Inside the mound of Tara, it is dark, all
around is the chill of pre-dawn, the only
sounds are the sounds of breathing. Suddenly the dark chamber is illuminated by a brilliant light. It is the rising sun on one of the two most important days of the Celtic year, it is Samhain.

by Gabrielle Diana Laney

Samhain (pronounced sow-en) is the Celtic word for the time of year known as Halloween, Hallowmas, The Day of the Dead or All Souls Night, and is traditionally celebrated on October 31. It was marked in the ancient world by the rising and setting of the small star group, Pleiades. This time of year was so important to the ancient peoples of Ireland that they built a megalithic mound at the Hill of Tara to mark it’s observance. The hill’s inner chamber is illuminated by the sunrise only on two days of the year, on Samhain and it’s opposite day, which was called Beltain.

There are great legends associated with this Neolithic mound. The oldest of these appear in the very earliest Irish prose stories which belong to a group known as the Mythological cycle. These stories tell of the Tuatha Dé Danann, early Irish gods, disguised as a supernatural race of wizards and magicians, who descended from the sky. They were referred to as “The Lords of Light” or faery races and inhabited Ireland before the coming of the Celts.

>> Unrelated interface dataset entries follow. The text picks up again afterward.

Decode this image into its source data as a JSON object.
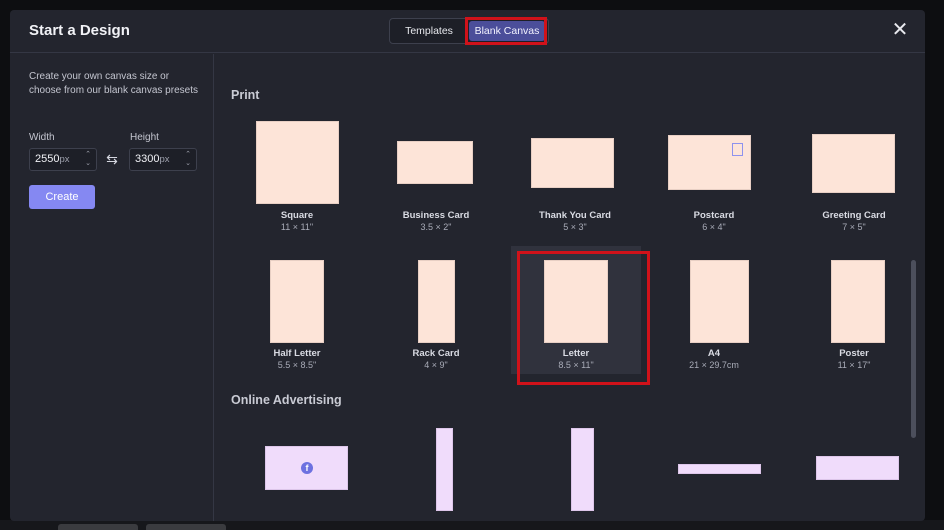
{
  "header": {
    "title": "Start a Design",
    "tabs": {
      "templates": "Templates",
      "blank_canvas": "Blank Canvas"
    },
    "close_icon": "close-icon"
  },
  "left": {
    "description": "Create your own canvas size or choose from our blank canvas presets",
    "width_label": "Width",
    "height_label": "Height",
    "width_value": "2550",
    "height_value": "3300",
    "unit": "px",
    "create_label": "Create",
    "swap_icon": "swap-icon"
  },
  "sections": {
    "print": "Print",
    "online": "Online Advertising"
  },
  "print_cards": [
    {
      "name": "Square",
      "dims": "11 × 11\""
    },
    {
      "name": "Business Card",
      "dims": "3.5 × 2\""
    },
    {
      "name": "Thank You Card",
      "dims": "5 × 3\""
    },
    {
      "name": "Postcard",
      "dims": "6 × 4\""
    },
    {
      "name": "Greeting Card",
      "dims": "7 × 5\""
    },
    {
      "name": "Half Letter",
      "dims": "5.5 × 8.5\""
    },
    {
      "name": "Rack Card",
      "dims": "4 × 9\""
    },
    {
      "name": "Letter",
      "dims": "8.5 × 11\""
    },
    {
      "name": "A4",
      "dims": "21 × 29.7cm"
    },
    {
      "name": "Poster",
      "dims": "11 × 17\""
    }
  ],
  "selected_card": "Letter",
  "colors": {
    "accent": "#8588f2",
    "thumb_print": "#fde4d8",
    "thumb_ad": "#f0dcfb",
    "highlight": "#d0121a"
  }
}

According to the legend on Samhain the Tuatha Dé Danann arrive from the air and cast a darkness over the sun for three days. They bring four talismans, one of which is the Great Fál or the “Stone of Knowledge.” Ancient lore tells that this stone was one of four stones positioned in the cardinal directions on Tara.

In ancient Celtic Ireland the year was divided in half, the bright half known as Samh, summer and the dark half known as Gamh, winter. The bright half began in early May on the feast of Beltain of “the Sun’s fire” and the dark half commenced on early November on the feast of Samhain which probably means “summer’s end.”

The Celts inherited extensive knowledge about the solar and lunar movements from their neolithic predecessors in Europe. The bronze Coligny Calendar, found near Lyon, France, was more accurate than the one used by the Romans. Scholars have found it remarkable that these feasts correspond closely to the solar alignments of the megalithic mounds, where Samhain, the Celtic New Year was the greatest feast marking the culmination of the Harvest Festivals.

Samhain was a time when the veil “between the worlds,” those seen and unseen were thin, and when the riding of the faery host or “wild hunt” took place. It was the time also for the feast of the ancestors, a special time for remembering and honoring the departed loved ones, and a solemn time set aside for contemplating the mystery of life and death. Huge bonfires were lit not only to mark the new year, but to warm the souls of the departed.

Samhain marked the beginning of the barren winter, which was believed to be under the influence of the Cailleach or the Crone Goddess. She is portrayed as an old woman wearing black. Perhaps this is where our version of a witch wearing black and roaming the night on Halloween comes from.

Now a children’s holiday, elements of this fire festival were incorporated into the Christian holiday of All Hallow’s Eve, the night preceding All Saint’s (Hallows’) Day. Until recent times in some parts of Europe, it was believed that on this night ghosts of the dead flew abroad; and the bonfires were built to ward off malevolent spirits.

More and more people are learning of the original tradition associated with Halloween and the accompanying the fun of Trick or Treat with the contemplation of the deeper aspects of this mysterious and enigmatic holiday.